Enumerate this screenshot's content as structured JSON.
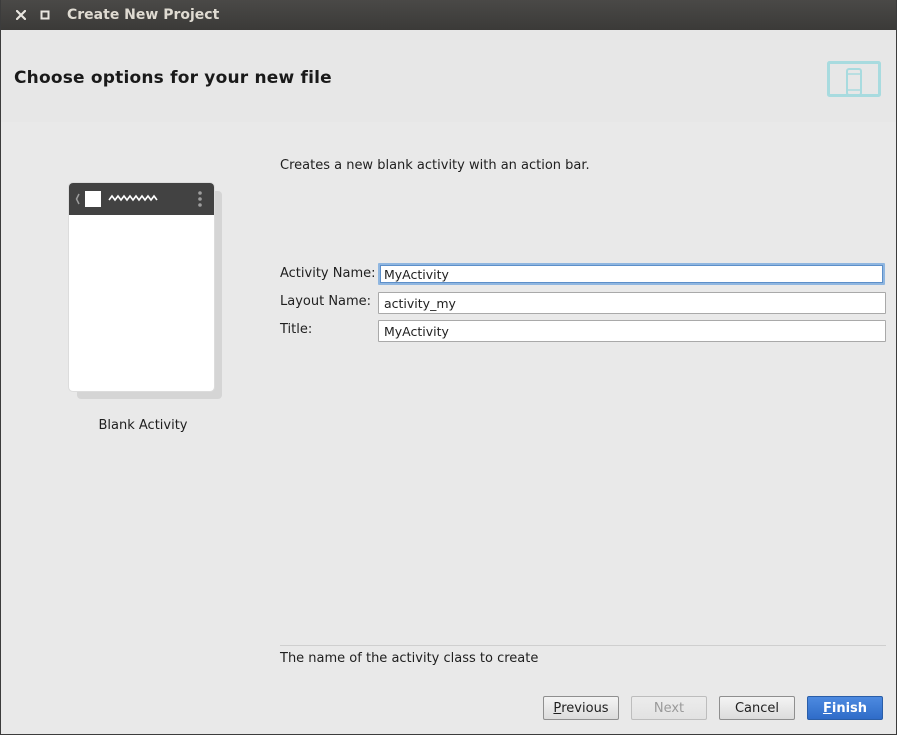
{
  "window": {
    "title": "Create New Project"
  },
  "header": {
    "heading": "Choose options for your new file",
    "icon": "device-icon"
  },
  "template": {
    "label": "Blank Activity"
  },
  "description": "Creates a new blank activity with an action bar.",
  "form": {
    "fields": [
      {
        "label": "Activity Name:",
        "value": "MyActivity"
      },
      {
        "label": "Layout Name:",
        "value": "activity_my"
      },
      {
        "label": "Title:",
        "value": "MyActivity"
      }
    ]
  },
  "help_text": "The name of the activity class to create",
  "buttons": {
    "previous": {
      "mnemonic": "P",
      "rest": "revious"
    },
    "next": "Next",
    "cancel": "Cancel",
    "finish": {
      "mnemonic": "F",
      "rest": "inish"
    }
  },
  "colors": {
    "accent": "#2f6cc8",
    "focus_ring": "#8fb6e0",
    "header_icon": "#a8dbdf",
    "titlebar": "#3b3a38"
  }
}
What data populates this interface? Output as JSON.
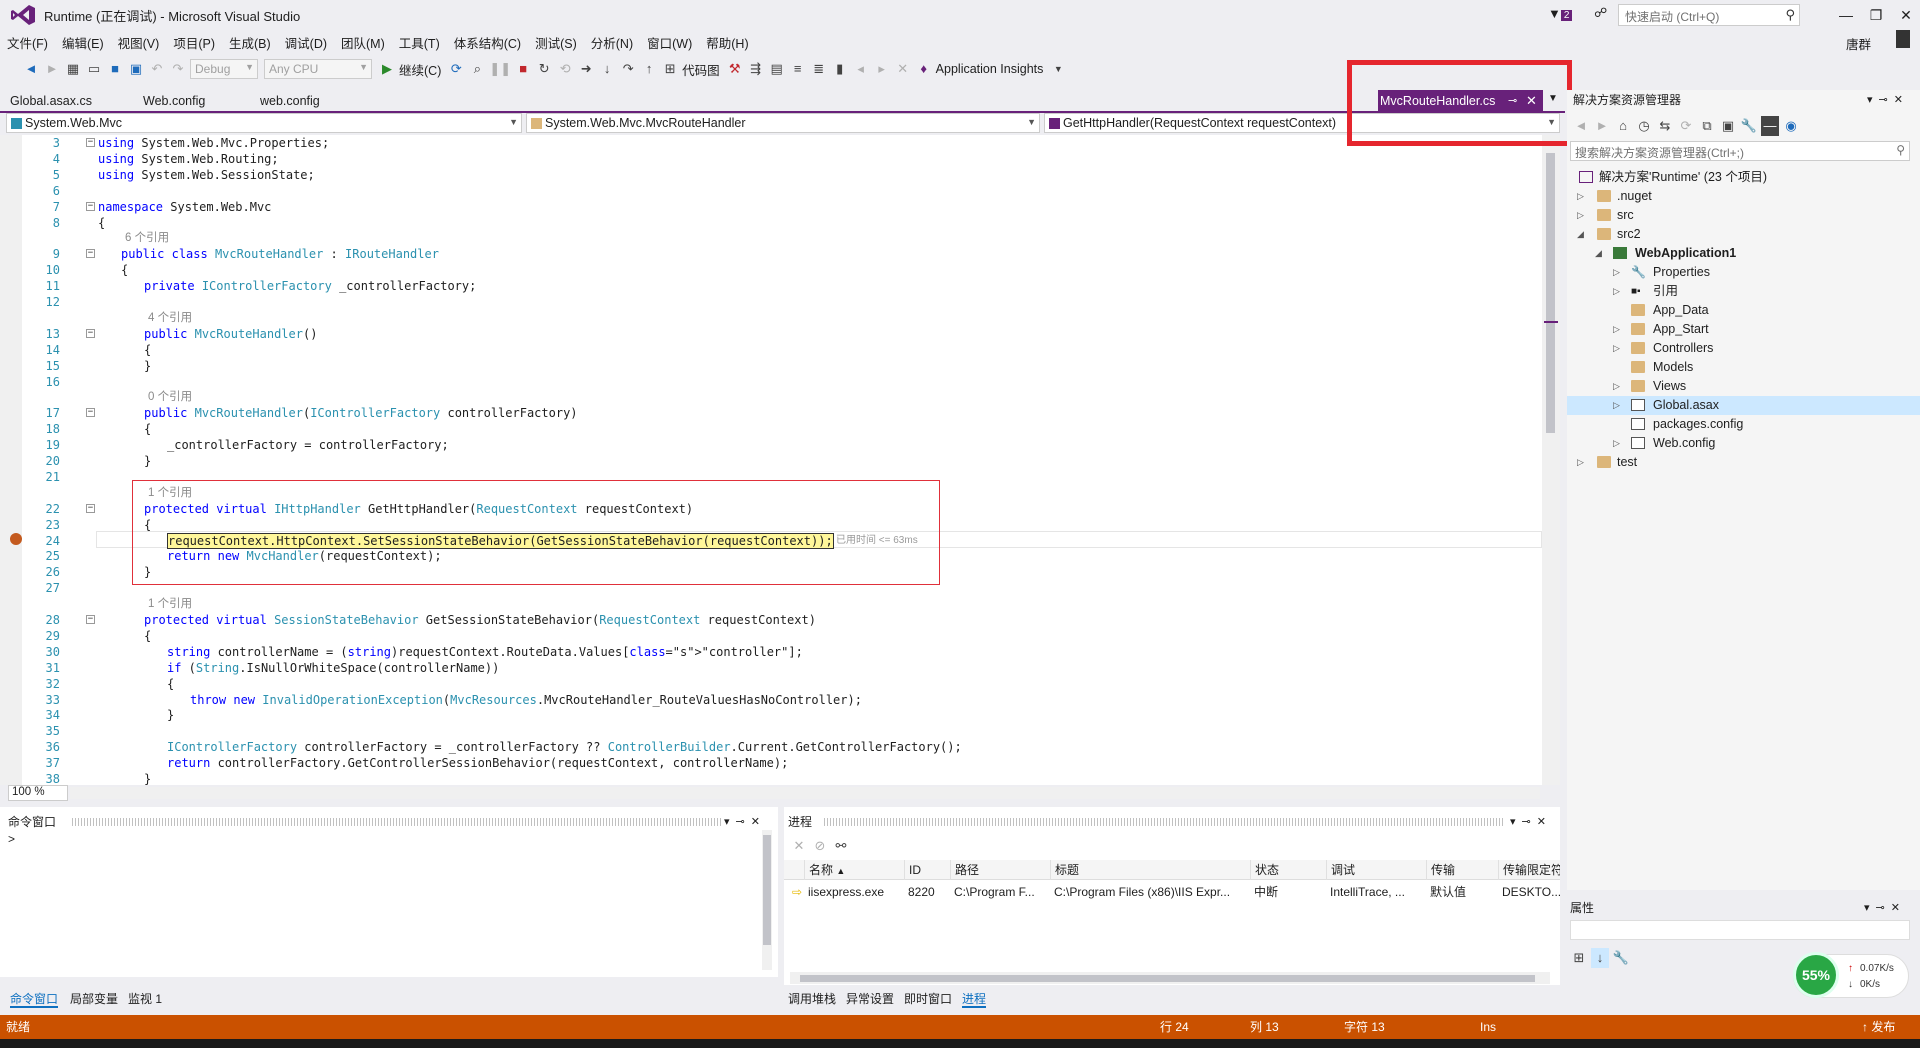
{
  "window": {
    "title": "Runtime (正在调试) - Microsoft Visual Studio",
    "notification_count": "2",
    "quick_launch_placeholder": "快速启动 (Ctrl+Q)",
    "user": "唐群"
  },
  "menu": [
    "文件(F)",
    "编辑(E)",
    "视图(V)",
    "项目(P)",
    "生成(B)",
    "调试(D)",
    "团队(M)",
    "工具(T)",
    "体系结构(C)",
    "测试(S)",
    "分析(N)",
    "窗口(W)",
    "帮助(H)"
  ],
  "toolbar": {
    "config": "Debug",
    "platform": "Any CPU",
    "continue_label": "继续(C)",
    "code_map_label": "代码图",
    "app_insights_label": "Application Insights"
  },
  "tabs": {
    "inactive": [
      "Global.asax.cs",
      "Web.config",
      "web.config"
    ],
    "active": "MvcRouteHandler.cs"
  },
  "navbar": {
    "project": "System.Web.Mvc",
    "type": "System.Web.Mvc.MvcRouteHandler",
    "member": "GetHttpHandler(RequestContext requestContext)"
  },
  "editor": {
    "zoom": "100 %",
    "elapsed_hint": "已用时间 <= 63ms",
    "lines": [
      {
        "n": "3",
        "code": "using System.Web.Mvc.Properties;"
      },
      {
        "n": "4",
        "code": "using System.Web.Routing;"
      },
      {
        "n": "5",
        "code": "using System.Web.SessionState;"
      },
      {
        "n": "6",
        "code": ""
      },
      {
        "n": "7",
        "code": "namespace System.Web.Mvc"
      },
      {
        "n": "8",
        "code": "{"
      },
      {
        "lens": "6 个引用"
      },
      {
        "n": "9",
        "code": "public class MvcRouteHandler : IRouteHandler"
      },
      {
        "n": "10",
        "code": "{"
      },
      {
        "n": "11",
        "code": "private IControllerFactory _controllerFactory;"
      },
      {
        "n": "12",
        "code": ""
      },
      {
        "lens": "4 个引用"
      },
      {
        "n": "13",
        "code": "public MvcRouteHandler()"
      },
      {
        "n": "14",
        "code": "{"
      },
      {
        "n": "15",
        "code": "}"
      },
      {
        "n": "16",
        "code": ""
      },
      {
        "lens": "0 个引用"
      },
      {
        "n": "17",
        "code": "public MvcRouteHandler(IControllerFactory controllerFactory)"
      },
      {
        "n": "18",
        "code": "{"
      },
      {
        "n": "19",
        "code": "_controllerFactory = controllerFactory;"
      },
      {
        "n": "20",
        "code": "}"
      },
      {
        "n": "21",
        "code": ""
      },
      {
        "lens": "1 个引用"
      },
      {
        "n": "22",
        "code": "protected virtual IHttpHandler GetHttpHandler(RequestContext requestContext)"
      },
      {
        "n": "23",
        "code": "{"
      },
      {
        "n": "24",
        "code": "requestContext.HttpContext.SetSessionStateBehavior(GetSessionStateBehavior(requestContext));"
      },
      {
        "n": "25",
        "code": "return new MvcHandler(requestContext);"
      },
      {
        "n": "26",
        "code": "}"
      },
      {
        "n": "27",
        "code": ""
      },
      {
        "lens": "1 个引用"
      },
      {
        "n": "28",
        "code": "protected virtual SessionStateBehavior GetSessionStateBehavior(RequestContext requestContext)"
      },
      {
        "n": "29",
        "code": "{"
      },
      {
        "n": "30",
        "code": "string controllerName = (string)requestContext.RouteData.Values[\"controller\"];"
      },
      {
        "n": "31",
        "code": "if (String.IsNullOrWhiteSpace(controllerName))"
      },
      {
        "n": "32",
        "code": "{"
      },
      {
        "n": "33",
        "code": "throw new InvalidOperationException(MvcResources.MvcRouteHandler_RouteValuesHasNoController);"
      },
      {
        "n": "34",
        "code": "}"
      },
      {
        "n": "35",
        "code": ""
      },
      {
        "n": "36",
        "code": "IControllerFactory controllerFactory = _controllerFactory ?? ControllerBuilder.Current.GetControllerFactory();"
      },
      {
        "n": "37",
        "code": "return controllerFactory.GetControllerSessionBehavior(requestContext, controllerName);"
      },
      {
        "n": "38",
        "code": "}"
      }
    ]
  },
  "solution_explorer": {
    "title": "解决方案资源管理器",
    "search_placeholder": "搜索解决方案资源管理器(Ctrl+;)",
    "items": [
      {
        "label": "解决方案'Runtime' (23 个项目)"
      },
      {
        "label": ".nuget"
      },
      {
        "label": "src"
      },
      {
        "label": "src2"
      },
      {
        "label": "WebApplication1"
      },
      {
        "label": "Properties"
      },
      {
        "label": "引用"
      },
      {
        "label": "App_Data"
      },
      {
        "label": "App_Start"
      },
      {
        "label": "Controllers"
      },
      {
        "label": "Models"
      },
      {
        "label": "Views"
      },
      {
        "label": "Global.asax"
      },
      {
        "label": "packages.config"
      },
      {
        "label": "Web.config"
      },
      {
        "label": "test"
      }
    ]
  },
  "properties": {
    "title": "属性"
  },
  "network_widget": {
    "percent": "55%",
    "upload": "0.07K/s",
    "download": "0K/s"
  },
  "command_window": {
    "title": "命令窗口",
    "prompt": ">"
  },
  "processes": {
    "title": "进程",
    "columns": [
      "名称",
      "ID",
      "路径",
      "标题",
      "状态",
      "调试",
      "传输",
      "传输限定符"
    ],
    "rows": [
      {
        "name": "iisexpress.exe",
        "id": "8220",
        "path": "C:\\Program F...",
        "title": "C:\\Program Files (x86)\\IIS Expr...",
        "state": "中断",
        "debug": "IntelliTrace, ...",
        "transport": "默认值",
        "qualifier": "DESKTO..."
      }
    ]
  },
  "bottom_tabs_left": [
    "命令窗口",
    "局部变量",
    "监视 1"
  ],
  "bottom_tabs_right": [
    "调用堆栈",
    "异常设置",
    "即时窗口",
    "进程"
  ],
  "statusbar": {
    "ready": "就绪",
    "row": "行 24",
    "col": "列 13",
    "char": "字符 13",
    "mode": "Ins",
    "publish": "↑ 发布"
  },
  "colors": {
    "accent": "#68217a",
    "status": "#ca5100",
    "annotation": "#e5262e"
  }
}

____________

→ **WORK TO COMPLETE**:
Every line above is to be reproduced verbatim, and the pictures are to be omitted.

→ **TASK OUTPUT**:
Enumerate this screenshot's content as structured JSON.
{
  "window": {
    "title": "Create New Project"
  },
  "header": {
    "heading": "Choose options for your new file",
    "icon": "device-icon"
  },
  "template": {
    "label": "Blank Activity"
  },
  "description": "Creates a new blank activity with an action bar.",
  "form": {
    "fields": [
      {
        "label": "Activity Name:",
        "value": "MyActivity"
      },
      {
        "label": "Layout Name:",
        "value": "activity_my"
      },
      {
        "label": "Title:",
        "value": "MyActivity"
      }
    ]
  },
  "help_text": "The name of the activity class to create",
  "buttons": {
    "previous": {
      "mnemonic": "P",
      "rest": "revious"
    },
    "next": "Next",
    "cancel": "Cancel",
    "finish": {
      "mnemonic": "F",
      "rest": "inish"
    }
  },
  "colors": {
    "accent": "#2f6cc8",
    "focus_ring": "#8fb6e0",
    "header_icon": "#a8dbdf",
    "titlebar": "#3b3a38"
  }
}
What data populates this interface? Output as JSON.
{
  "window": {
    "title": "Runtime (正在调试) - Microsoft Visual Studio",
    "notification_count": "2",
    "quick_launch_placeholder": "快速启动 (Ctrl+Q)",
    "user": "唐群"
  },
  "menu": [
    "文件(F)",
    "编辑(E)",
    "视图(V)",
    "项目(P)",
    "生成(B)",
    "调试(D)",
    "团队(M)",
    "工具(T)",
    "体系结构(C)",
    "测试(S)",
    "分析(N)",
    "窗口(W)",
    "帮助(H)"
  ],
  "toolbar": {
    "config": "Debug",
    "platform": "Any CPU",
    "continue_label": "继续(C)",
    "code_map_label": "代码图",
    "app_insights_label": "Application Insights"
  },
  "tabs": {
    "inactive": [
      "Global.asax.cs",
      "Web.config",
      "web.config"
    ],
    "active": "MvcRouteHandler.cs"
  },
  "navbar": {
    "project": "System.Web.Mvc",
    "type": "System.Web.Mvc.MvcRouteHandler",
    "member": "GetHttpHandler(RequestContext requestContext)"
  },
  "editor": {
    "zoom": "100 %",
    "elapsed_hint": "已用时间 <= 63ms",
    "lines": [
      {
        "n": "3",
        "code": "using System.Web.Mvc.Properties;"
      },
      {
        "n": "4",
        "code": "using System.Web.Routing;"
      },
      {
        "n": "5",
        "code": "using System.Web.SessionState;"
      },
      {
        "n": "6",
        "code": ""
      },
      {
        "n": "7",
        "code": "namespace System.Web.Mvc"
      },
      {
        "n": "8",
        "code": "{"
      },
      {
        "lens": "6 个引用"
      },
      {
        "n": "9",
        "code": "public class MvcRouteHandler : IRouteHandler"
      },
      {
        "n": "10",
        "code": "{"
      },
      {
        "n": "11",
        "code": "private IControllerFactory _controllerFactory;"
      },
      {
        "n": "12",
        "code": ""
      },
      {
        "lens": "4 个引用"
      },
      {
        "n": "13",
        "code": "public MvcRouteHandler()"
      },
      {
        "n": "14",
        "code": "{"
      },
      {
        "n": "15",
        "code": "}"
      },
      {
        "n": "16",
        "code": ""
      },
      {
        "lens": "0 个引用"
      },
      {
        "n": "17",
        "code": "public MvcRouteHandler(IControllerFactory controllerFactory)"
      },
      {
        "n": "18",
        "code": "{"
      },
      {
        "n": "19",
        "code": "_controllerFactory = controllerFactory;"
      },
      {
        "n": "20",
        "code": "}"
      },
      {
        "n": "21",
        "code": ""
      },
      {
        "lens": "1 个引用"
      },
      {
        "n": "22",
        "code": "protected virtual IHttpHandler GetHttpHandler(RequestContext requestContext)"
      },
      {
        "n": "23",
        "code": "{"
      },
      {
        "n": "24",
        "code": "requestContext.HttpContext.SetSessionStateBehavior(GetSessionStateBehavior(requestContext));"
      },
      {
        "n": "25",
        "code": "return new MvcHandler(requestContext);"
      },
      {
        "n": "26",
        "code": "}"
      },
      {
        "n": "27",
        "code": ""
      },
      {
        "lens": "1 个引用"
      },
      {
        "n": "28",
        "code": "protected virtual SessionStateBehavior GetSessionStateBehavior(RequestContext requestContext)"
      },
      {
        "n": "29",
        "code": "{"
      },
      {
        "n": "30",
        "code": "string controllerName = (string)requestContext.RouteData.Values[\"controller\"];"
      },
      {
        "n": "31",
        "code": "if (String.IsNullOrWhiteSpace(controllerName))"
      },
      {
        "n": "32",
        "code": "{"
      },
      {
        "n": "33",
        "code": "throw new InvalidOperationException(MvcResources.MvcRouteHandler_RouteValuesHasNoController);"
      },
      {
        "n": "34",
        "code": "}"
      },
      {
        "n": "35",
        "code": ""
      },
      {
        "n": "36",
        "code": "IControllerFactory controllerFactory = _controllerFactory ?? ControllerBuilder.Current.GetControllerFactory();"
      },
      {
        "n": "37",
        "code": "return controllerFactory.GetControllerSessionBehavior(requestContext, controllerName);"
      },
      {
        "n": "38",
        "code": "}"
      }
    ]
  },
  "solution_explorer": {
    "title": "解决方案资源管理器",
    "search_placeholder": "搜索解决方案资源管理器(Ctrl+;)",
    "items": [
      {
        "label": "解决方案'Runtime' (23 个项目)"
      },
      {
        "label": ".nuget"
      },
      {
        "label": "src"
      },
      {
        "label": "src2"
      },
      {
        "label": "WebApplication1"
      },
      {
        "label": "Properties"
      },
      {
        "label": "引用"
      },
      {
        "label": "App_Data"
      },
      {
        "label": "App_Start"
      },
      {
        "label": "Controllers"
      },
      {
        "label": "Models"
      },
      {
        "label": "Views"
      },
      {
        "label": "Global.asax"
      },
      {
        "label": "packages.config"
      },
      {
        "label": "Web.config"
      },
      {
        "label": "test"
      }
    ]
  },
  "properties": {
    "title": "属性"
  },
  "network_widget": {
    "percent": "55%",
    "upload": "0.07K/s",
    "download": "0K/s"
  },
  "command_window": {
    "title": "命令窗口",
    "prompt": ">"
  },
  "processes": {
    "title": "进程",
    "columns": [
      "名称",
      "ID",
      "路径",
      "标题",
      "状态",
      "调试",
      "传输",
      "传输限定符"
    ],
    "rows": [
      {
        "name": "iisexpress.exe",
        "id": "8220",
        "path": "C:\\Program F...",
        "title": "C:\\Program Files (x86)\\IIS Expr...",
        "state": "中断",
        "debug": "IntelliTrace, ...",
        "transport": "默认值",
        "qualifier": "DESKTO..."
      }
    ]
  },
  "bottom_tabs_left": [
    "命令窗口",
    "局部变量",
    "监视 1"
  ],
  "bottom_tabs_right": [
    "调用堆栈",
    "异常设置",
    "即时窗口",
    "进程"
  ],
  "statusbar": {
    "ready": "就绪",
    "row": "行 24",
    "col": "列 13",
    "char": "字符 13",
    "mode": "Ins",
    "publish": "↑ 发布"
  },
  "colors": {
    "accent": "#68217a",
    "status": "#ca5100",
    "annotation": "#e5262e"
  }
}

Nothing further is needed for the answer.